Tim Mountz found the Stoltzfus String Bean in his grandfather's seed collection after he passed away.Hill agrees. “If you grow things over generations and save the seeds from specific areas, they become more resilient. It’s like terroir with wine and grapes grown in specific areas,” he says. “They’re better at getting all the good stuff, the fancy stuff, out of that soil so they taste better.”  It also enhances economic independence, because seed savers don’t have to buy new seeds each year.

Saving for a Seedier Future

I look forward to contributing to that diversity with my “ultimate Philadelphia heirloom garden.” This spring and summer, in addition to the Fish Pepper and the Stoltzfus String Bean, I will be growing Early Jersey Wakefield Cabbage, Amish Deer Tongue Lettuce, Philadelphia White Box Radishes and Jenny Lind Melons. My local tomatoes will include Jersey Devil, one called London Grove (from Happy Cat), and of course some Brandywines — the superstar of our regional heirlooms.

Saving local seeds does more than put delicious food on your plate, it keeps alive a history that is rich but fragile. As Weaver explains, those superstar Brandywine tomatoes, first grown on the banks of the Brandywine Creek in Chester County, are the perfect illustration of that fragility.  Just a month after delivering the seeds to a seed company, the grower who gave Brandywines their name was thrown from a horse and killed. Had he died a month earlier, the Brandywine tomato as we know it might have died along with him.

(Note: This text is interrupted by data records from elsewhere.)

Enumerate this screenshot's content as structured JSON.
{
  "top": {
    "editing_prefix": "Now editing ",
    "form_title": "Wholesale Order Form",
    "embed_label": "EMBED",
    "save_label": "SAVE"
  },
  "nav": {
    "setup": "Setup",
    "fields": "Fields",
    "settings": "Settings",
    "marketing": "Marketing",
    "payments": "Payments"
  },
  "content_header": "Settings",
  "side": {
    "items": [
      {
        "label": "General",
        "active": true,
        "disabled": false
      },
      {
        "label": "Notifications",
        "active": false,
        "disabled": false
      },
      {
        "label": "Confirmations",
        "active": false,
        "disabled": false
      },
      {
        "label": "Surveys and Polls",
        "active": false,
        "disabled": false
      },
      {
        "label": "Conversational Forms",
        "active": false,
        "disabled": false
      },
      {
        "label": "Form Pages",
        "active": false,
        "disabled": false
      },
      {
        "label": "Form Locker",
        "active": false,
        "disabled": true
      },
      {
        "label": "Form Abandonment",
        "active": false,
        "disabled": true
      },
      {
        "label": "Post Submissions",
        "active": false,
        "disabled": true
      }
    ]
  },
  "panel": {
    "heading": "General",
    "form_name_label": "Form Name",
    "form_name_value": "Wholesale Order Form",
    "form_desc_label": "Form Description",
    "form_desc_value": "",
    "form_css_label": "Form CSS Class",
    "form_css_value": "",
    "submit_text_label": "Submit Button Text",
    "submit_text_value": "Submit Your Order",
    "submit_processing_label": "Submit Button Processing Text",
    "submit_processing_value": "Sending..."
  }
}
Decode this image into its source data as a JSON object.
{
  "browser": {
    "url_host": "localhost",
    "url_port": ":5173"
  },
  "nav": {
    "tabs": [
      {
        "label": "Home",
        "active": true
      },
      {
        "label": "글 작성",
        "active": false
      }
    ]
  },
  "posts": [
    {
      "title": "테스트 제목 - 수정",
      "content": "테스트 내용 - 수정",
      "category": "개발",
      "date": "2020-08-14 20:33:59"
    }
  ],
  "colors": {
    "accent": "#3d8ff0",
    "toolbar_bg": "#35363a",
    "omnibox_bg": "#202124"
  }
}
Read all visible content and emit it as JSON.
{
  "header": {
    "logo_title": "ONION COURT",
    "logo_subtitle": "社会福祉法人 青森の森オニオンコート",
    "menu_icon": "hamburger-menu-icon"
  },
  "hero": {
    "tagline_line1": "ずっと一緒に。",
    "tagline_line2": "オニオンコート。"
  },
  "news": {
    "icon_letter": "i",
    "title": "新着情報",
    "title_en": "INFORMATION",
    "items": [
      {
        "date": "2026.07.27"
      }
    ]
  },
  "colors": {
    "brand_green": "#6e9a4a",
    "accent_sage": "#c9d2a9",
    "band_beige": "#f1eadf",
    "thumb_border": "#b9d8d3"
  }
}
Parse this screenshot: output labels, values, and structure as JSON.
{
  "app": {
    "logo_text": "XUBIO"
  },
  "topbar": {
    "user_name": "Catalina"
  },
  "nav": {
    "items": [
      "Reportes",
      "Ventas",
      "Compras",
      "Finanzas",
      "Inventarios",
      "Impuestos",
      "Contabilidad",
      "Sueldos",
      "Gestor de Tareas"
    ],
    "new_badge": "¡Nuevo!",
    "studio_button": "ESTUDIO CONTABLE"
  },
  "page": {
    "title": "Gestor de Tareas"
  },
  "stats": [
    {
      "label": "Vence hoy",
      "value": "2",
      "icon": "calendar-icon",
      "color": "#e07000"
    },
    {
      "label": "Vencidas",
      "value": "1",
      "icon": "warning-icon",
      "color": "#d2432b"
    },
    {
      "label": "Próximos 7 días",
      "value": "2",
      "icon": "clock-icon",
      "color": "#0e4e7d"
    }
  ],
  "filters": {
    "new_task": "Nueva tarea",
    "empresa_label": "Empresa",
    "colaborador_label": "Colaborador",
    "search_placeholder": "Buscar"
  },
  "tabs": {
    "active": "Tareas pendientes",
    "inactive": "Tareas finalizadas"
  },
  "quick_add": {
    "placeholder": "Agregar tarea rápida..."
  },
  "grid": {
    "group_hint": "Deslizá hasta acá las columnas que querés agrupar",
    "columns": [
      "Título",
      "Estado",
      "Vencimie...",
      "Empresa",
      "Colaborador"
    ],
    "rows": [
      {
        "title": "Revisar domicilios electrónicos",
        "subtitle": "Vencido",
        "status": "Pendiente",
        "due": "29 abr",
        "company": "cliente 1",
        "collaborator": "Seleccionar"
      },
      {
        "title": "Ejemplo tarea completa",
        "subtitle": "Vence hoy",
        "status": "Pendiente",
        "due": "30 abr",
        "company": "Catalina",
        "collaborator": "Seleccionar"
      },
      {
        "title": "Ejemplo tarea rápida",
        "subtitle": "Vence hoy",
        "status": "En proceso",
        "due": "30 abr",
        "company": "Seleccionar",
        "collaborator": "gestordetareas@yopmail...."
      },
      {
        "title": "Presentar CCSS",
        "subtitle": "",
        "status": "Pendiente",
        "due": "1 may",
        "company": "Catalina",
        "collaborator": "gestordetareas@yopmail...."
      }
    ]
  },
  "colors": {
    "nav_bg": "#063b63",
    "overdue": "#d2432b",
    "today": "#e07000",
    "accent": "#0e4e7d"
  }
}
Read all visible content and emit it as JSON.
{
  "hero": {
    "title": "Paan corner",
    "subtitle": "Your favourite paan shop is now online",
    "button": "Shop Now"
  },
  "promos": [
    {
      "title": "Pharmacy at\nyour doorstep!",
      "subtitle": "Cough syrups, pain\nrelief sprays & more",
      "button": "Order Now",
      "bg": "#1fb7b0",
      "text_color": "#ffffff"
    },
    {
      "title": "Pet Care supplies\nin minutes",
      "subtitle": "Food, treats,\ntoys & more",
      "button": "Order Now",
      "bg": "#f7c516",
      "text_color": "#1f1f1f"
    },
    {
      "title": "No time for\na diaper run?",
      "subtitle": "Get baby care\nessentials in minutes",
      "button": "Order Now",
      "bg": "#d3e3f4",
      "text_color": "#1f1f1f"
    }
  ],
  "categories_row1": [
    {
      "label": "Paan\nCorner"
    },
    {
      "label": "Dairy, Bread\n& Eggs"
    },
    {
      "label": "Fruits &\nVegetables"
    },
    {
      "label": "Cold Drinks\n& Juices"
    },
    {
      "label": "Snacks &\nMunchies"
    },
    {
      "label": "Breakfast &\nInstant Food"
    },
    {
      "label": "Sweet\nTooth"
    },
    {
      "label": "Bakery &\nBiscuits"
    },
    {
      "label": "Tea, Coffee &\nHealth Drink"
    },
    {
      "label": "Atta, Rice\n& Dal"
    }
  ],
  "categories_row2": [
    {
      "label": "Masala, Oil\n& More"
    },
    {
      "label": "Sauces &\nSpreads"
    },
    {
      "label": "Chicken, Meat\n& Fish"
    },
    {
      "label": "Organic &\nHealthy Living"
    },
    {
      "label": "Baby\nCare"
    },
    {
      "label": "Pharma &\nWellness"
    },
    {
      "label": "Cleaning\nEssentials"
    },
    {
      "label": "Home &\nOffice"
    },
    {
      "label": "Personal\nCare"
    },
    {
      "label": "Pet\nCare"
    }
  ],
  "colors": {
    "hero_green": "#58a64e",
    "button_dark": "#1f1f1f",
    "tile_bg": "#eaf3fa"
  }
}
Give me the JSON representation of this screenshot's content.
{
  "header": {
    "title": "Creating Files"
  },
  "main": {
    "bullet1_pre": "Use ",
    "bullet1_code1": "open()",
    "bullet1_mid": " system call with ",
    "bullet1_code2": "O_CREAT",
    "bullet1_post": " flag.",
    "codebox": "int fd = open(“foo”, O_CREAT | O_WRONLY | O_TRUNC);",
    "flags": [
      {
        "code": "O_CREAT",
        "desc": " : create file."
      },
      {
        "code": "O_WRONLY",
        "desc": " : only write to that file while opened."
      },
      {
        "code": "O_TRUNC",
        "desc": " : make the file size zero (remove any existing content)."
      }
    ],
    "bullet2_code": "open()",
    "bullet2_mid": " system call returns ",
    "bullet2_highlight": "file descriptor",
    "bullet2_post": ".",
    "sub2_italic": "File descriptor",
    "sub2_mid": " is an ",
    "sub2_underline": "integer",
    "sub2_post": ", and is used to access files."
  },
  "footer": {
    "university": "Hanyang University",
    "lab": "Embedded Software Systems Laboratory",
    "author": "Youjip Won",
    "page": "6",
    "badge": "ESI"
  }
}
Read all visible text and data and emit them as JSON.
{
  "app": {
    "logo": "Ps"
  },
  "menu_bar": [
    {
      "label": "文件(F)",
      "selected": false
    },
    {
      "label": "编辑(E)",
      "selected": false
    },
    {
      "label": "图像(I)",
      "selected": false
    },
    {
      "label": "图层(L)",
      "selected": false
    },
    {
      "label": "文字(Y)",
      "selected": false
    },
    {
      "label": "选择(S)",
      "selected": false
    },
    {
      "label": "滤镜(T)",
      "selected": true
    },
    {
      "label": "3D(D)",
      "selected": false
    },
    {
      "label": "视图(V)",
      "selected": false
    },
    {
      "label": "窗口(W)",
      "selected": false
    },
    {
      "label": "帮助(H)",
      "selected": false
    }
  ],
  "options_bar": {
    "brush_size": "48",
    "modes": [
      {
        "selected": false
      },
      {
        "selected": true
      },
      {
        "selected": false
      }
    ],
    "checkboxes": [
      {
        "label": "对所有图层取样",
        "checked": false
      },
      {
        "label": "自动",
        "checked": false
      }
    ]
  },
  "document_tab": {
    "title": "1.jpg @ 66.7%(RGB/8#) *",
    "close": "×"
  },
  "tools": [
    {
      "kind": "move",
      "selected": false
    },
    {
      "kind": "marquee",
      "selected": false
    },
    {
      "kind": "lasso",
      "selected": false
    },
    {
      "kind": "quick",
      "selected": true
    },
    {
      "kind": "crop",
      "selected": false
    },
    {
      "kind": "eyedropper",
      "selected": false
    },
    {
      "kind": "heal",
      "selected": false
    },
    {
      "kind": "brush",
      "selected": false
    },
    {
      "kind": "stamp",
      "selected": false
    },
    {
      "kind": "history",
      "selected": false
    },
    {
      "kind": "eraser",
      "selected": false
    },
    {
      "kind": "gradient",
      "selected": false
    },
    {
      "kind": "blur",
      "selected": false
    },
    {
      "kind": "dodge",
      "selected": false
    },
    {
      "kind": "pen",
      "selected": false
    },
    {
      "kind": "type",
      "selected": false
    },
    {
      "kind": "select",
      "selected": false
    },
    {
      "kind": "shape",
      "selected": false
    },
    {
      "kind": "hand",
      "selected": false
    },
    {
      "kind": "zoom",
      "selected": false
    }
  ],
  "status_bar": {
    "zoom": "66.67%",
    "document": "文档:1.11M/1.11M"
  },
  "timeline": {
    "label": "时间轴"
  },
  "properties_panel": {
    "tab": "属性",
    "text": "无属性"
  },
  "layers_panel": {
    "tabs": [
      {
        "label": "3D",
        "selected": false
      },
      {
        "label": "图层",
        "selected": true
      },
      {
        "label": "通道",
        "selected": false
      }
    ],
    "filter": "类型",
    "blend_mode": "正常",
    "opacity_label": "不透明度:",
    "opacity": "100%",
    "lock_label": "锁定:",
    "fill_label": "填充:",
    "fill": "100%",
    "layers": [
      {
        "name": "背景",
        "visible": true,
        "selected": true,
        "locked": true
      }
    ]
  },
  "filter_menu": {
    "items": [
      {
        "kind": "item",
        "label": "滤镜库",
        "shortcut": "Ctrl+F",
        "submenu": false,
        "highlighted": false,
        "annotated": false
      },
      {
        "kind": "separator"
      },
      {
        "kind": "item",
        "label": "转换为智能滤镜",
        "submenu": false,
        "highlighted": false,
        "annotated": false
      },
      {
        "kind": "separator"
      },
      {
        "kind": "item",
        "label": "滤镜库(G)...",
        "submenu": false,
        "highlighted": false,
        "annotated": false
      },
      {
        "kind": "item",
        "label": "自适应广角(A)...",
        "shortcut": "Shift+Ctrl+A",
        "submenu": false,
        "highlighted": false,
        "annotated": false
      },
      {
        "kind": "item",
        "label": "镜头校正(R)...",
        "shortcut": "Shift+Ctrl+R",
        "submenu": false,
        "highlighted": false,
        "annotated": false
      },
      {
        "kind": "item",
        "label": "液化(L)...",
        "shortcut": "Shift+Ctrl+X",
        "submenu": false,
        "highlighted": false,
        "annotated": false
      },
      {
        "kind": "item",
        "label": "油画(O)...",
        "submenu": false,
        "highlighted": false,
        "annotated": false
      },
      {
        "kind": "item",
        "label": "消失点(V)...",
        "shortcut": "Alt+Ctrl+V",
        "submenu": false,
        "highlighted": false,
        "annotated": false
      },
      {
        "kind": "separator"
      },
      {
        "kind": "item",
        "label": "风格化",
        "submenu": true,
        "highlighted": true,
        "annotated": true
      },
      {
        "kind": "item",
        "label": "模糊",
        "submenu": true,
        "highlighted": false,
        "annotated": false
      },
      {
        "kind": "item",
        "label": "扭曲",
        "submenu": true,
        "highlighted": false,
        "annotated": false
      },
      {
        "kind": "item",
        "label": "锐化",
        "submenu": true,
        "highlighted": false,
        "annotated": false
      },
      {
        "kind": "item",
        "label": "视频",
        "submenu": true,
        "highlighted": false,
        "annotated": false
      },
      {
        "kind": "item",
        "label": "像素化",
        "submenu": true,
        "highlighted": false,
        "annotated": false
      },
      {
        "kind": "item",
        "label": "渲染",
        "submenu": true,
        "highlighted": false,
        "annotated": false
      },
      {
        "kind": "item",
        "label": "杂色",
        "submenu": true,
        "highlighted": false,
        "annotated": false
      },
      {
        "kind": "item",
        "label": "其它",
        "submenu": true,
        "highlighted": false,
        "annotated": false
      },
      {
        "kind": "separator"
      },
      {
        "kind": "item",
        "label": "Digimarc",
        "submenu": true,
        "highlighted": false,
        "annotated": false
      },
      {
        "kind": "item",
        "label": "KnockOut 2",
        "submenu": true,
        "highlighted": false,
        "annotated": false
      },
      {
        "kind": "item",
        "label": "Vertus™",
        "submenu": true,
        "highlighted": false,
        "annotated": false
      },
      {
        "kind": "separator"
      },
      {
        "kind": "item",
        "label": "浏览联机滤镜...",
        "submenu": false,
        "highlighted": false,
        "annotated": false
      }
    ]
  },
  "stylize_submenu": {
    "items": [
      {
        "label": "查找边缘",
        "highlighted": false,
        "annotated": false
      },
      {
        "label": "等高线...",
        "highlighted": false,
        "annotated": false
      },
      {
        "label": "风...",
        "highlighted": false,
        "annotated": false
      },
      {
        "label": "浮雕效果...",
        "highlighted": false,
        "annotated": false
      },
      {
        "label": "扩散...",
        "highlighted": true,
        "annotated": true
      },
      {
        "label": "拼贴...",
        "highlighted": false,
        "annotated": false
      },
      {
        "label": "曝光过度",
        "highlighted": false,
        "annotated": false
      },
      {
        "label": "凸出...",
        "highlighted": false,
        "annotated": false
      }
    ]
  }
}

Weaver compares preserving local heirlooms to linguists preserving endangered languages. “With languages, if you lose the speakers, you lose the language,” Weaver says. “It’s the same with these plants — if you lose them, they’re gone. I’ve come very close to losing some things, and it scares me because I shouldn’t be the only one on planet earth with some of this stuff.”